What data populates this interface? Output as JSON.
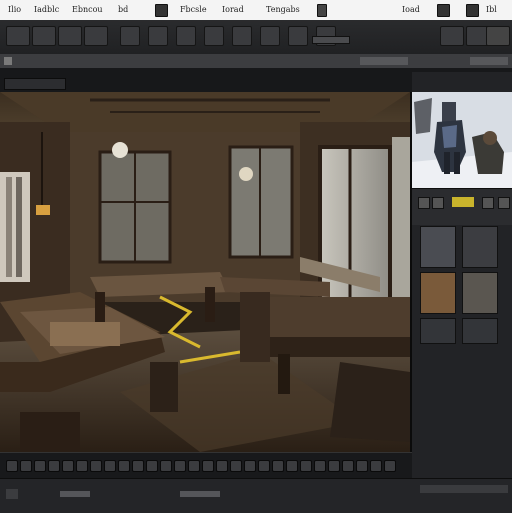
{
  "menubar": {
    "items": [
      "Ilio",
      "Iadblc",
      "Ebncou",
      "bd",
      "Fbcsle",
      "Iorad",
      "Tengabs",
      "Ioad",
      "Ibl"
    ]
  },
  "toolbar": {
    "tool_count": 20
  },
  "viewport": {
    "scene": "workshop-interior-render"
  },
  "right_panel": {
    "thumbnail_count": 6
  },
  "timeline": {
    "button_count": 28
  },
  "colors": {
    "menubar_bg": "#f4f4f4",
    "chrome_dark": "#1b1c1e",
    "accent_yellow": "#e0c230"
  }
}
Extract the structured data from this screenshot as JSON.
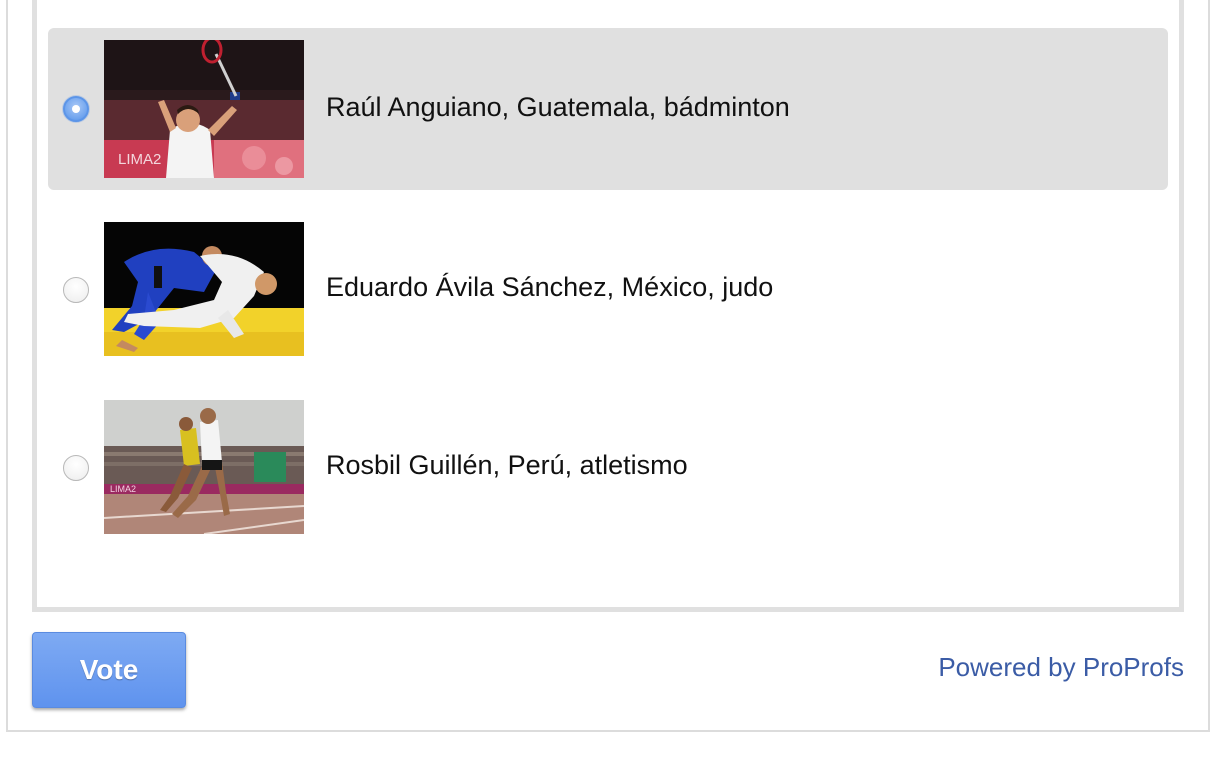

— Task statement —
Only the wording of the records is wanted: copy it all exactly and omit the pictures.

— Answer box —
What data populates this interface? Output as JSON.
{
  "menubar": {
    "items": [
      "Ilio",
      "Iadblc",
      "Ebncou",
      "bd",
      "Fbcsle",
      "Iorad",
      "Tengabs",
      "Ioad",
      "Ibl"
    ]
  },
  "toolbar": {
    "tool_count": 20
  },
  "viewport": {
    "scene": "workshop-interior-render"
  },
  "right_panel": {
    "thumbnail_count": 6
  },
  "timeline": {
    "button_count": 28
  },
  "colors": {
    "menubar_bg": "#f4f4f4",
    "chrome_dark": "#1b1c1e",
    "accent_yellow": "#e0c230"
  }
}
Extract the structured data from this screenshot as JSON.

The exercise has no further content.